When I created this blog I built in a method that would catch every “Page Not Found” (404) error and track the number of times it was requested. This is great because I can now see requests to pages that don’t exist any more and redirect them to a page that may be related to what the person was looking for.
A few days ago I noticed about 10 requests for .zip and .rar files. The files sought after were named things like wwwroot.zip, rushfrisby.com.rar, etc. Sometimes website owners will make a backup of their website as a .zip or .rar archive – and – sometimes they do it in the web site’s root directory (the IIS default folder is called wwwroot by the way). So the requests for these files came from someone who is checking if I have backed up my website in this manner and was lazy enough to leave it there.
That’s interesting I thought to myself… So I devised an app to do the same thing. I wanted to see what kind of success rate hackers were having and what kind of ill managed websites are out there. Is this a social pattern that is happening frequently and needs to be brought to the public’s attention? I think so, let’s see what we can find.
My app does two things. First I gave it a starting URL. I picked on a blogger who’s website I read regularly. I scanned his website picking out all of the links. Then I crawled all of those links and picked out the links from each of them… and so on. Essentially it’s a web crawler. All I am looking to get here are the domain names from those links.
The second thing my app does is create a list of potential file names based on a domain name (eg: wwwroot.zip, rushfrisby.com.rar, etc.) Then I make a request for each file. If I get an OK (200) response back and the Content-Type header matches an archive then we’ve got something. I purposely did not download all of the OK files because that would be morally wrong and I am doing this for research only.

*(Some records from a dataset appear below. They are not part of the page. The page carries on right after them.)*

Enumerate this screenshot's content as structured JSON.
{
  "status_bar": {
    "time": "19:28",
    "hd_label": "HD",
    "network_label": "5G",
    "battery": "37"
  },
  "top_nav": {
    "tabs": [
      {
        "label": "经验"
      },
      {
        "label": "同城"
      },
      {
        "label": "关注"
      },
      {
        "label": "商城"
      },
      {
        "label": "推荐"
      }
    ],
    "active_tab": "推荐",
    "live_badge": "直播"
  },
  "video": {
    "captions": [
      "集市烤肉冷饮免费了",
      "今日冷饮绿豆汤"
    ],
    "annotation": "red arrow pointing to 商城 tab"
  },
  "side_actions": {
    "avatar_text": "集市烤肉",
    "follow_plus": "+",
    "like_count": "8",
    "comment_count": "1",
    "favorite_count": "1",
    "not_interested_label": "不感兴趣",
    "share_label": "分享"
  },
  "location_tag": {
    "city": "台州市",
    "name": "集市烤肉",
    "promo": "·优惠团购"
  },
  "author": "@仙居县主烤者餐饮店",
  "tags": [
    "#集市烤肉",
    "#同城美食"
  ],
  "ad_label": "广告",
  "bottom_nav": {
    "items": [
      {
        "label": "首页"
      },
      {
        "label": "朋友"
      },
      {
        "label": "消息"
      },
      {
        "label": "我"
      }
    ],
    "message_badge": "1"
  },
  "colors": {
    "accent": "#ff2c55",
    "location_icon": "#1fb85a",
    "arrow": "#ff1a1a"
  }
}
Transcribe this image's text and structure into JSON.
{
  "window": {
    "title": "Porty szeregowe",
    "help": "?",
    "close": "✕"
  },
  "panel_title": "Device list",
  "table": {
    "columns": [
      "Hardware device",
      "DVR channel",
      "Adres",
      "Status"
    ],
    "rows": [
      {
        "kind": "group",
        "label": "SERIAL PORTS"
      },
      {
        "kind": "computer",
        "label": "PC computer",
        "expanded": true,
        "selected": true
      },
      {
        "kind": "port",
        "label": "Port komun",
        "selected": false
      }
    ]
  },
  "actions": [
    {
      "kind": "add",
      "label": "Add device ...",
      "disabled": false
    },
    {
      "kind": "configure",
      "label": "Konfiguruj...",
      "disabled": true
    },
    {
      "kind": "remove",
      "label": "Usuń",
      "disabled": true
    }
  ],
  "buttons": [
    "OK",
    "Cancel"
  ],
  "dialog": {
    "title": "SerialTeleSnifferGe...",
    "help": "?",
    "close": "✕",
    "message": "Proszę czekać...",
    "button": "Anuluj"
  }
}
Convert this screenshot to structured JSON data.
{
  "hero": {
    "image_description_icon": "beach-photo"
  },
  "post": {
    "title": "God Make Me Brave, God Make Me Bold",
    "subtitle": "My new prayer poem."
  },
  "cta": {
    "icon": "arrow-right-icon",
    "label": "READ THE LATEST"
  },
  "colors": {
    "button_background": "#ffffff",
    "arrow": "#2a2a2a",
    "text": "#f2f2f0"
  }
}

At present time I’ve found almost 300,000 domain names, inspected about 15,000 of them for files, and found 20 files. I did download a few of them to confirm my suspicion and what I discovered is just what I thought.
When you backup a website, it probably includes configuration files which are normally not accessible over the web, but are used by a web server so that it knows what to do. Configuration files can include private information such as SMTP credentials, database names and credentials, API credentials, service locations, etc. This is stuff no one should ever know.
I found a few files that had configuration settings in their backups – with all of the sensitive information in plain text!
To some sites credit they weren’t all bad. For example one was a software company who’s software was distributed as a file name that matched their domain name.
There are a few things you can do to protect yourself from this social reverse engineering disaster. First, do not backup your website and leave the backup in the root folder. Second, do not store credentials in your configuration files in plain text! Many web servers allow you to encrypt sections of your config files so that they cannot be read by the human eye. For example this is a guide on how to encrypt ASP.NET Web.config files.
My last point is, why are people even making backups in the first place? Real software developers are using source control and branching when they make releases. Builds are compiled from the branch/source code and deployed from a package. If you need to restore a “backup” you can recompile the branch and deploy it. I realize not everyone knows how or has the capability to do this so until then we need to inform developers and ITadministratorsof this problem.